What to produce:
Could you copy every line of the data that contains the word "bookmarks"?

[Excerpts from an interface dataset]
========
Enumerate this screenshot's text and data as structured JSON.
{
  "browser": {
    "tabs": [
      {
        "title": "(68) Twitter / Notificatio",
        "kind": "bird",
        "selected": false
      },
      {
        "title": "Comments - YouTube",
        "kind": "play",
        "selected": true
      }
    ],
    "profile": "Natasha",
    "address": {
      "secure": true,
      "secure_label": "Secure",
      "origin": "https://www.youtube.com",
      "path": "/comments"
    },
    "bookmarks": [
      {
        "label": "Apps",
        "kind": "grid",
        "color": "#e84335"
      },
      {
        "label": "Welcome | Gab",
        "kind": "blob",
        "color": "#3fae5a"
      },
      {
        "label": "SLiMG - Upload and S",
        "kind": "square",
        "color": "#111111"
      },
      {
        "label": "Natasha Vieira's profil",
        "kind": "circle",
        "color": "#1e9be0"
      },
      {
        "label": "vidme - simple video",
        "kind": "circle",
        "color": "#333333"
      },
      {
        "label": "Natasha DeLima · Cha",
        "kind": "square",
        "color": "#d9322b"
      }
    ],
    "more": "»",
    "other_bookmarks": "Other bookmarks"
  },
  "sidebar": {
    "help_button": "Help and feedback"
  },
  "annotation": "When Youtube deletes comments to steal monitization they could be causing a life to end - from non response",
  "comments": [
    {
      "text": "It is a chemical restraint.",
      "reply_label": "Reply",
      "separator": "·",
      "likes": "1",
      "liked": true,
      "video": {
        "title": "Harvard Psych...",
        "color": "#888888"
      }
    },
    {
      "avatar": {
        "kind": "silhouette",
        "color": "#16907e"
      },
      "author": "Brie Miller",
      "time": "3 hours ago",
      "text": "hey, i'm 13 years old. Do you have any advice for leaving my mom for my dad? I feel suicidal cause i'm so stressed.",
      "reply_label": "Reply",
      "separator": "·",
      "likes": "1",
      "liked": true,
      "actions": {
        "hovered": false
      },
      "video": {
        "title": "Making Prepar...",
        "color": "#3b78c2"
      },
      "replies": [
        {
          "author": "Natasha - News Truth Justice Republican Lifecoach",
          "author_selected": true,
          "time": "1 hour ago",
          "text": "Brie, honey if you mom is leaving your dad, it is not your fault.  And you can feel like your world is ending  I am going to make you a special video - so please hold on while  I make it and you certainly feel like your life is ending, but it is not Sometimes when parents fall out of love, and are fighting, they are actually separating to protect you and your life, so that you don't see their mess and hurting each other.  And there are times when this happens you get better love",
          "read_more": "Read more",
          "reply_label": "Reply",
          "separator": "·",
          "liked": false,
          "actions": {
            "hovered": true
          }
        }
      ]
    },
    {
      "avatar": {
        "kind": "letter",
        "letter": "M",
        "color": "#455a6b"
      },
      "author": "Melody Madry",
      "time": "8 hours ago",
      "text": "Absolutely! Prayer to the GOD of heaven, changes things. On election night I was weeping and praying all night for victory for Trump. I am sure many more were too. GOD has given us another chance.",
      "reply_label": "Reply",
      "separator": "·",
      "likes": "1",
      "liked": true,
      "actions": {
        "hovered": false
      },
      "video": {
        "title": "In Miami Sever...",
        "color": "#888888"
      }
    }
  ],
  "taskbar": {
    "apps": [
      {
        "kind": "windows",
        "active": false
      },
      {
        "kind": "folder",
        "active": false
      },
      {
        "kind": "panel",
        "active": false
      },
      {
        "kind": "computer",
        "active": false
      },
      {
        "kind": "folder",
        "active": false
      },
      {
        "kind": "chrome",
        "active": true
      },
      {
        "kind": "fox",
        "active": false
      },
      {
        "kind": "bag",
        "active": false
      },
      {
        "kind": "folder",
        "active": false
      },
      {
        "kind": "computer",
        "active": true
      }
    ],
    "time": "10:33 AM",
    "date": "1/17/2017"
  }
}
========
Task response:
    "bookmarks": [
    "other_bookmarks": "Other bookmarks"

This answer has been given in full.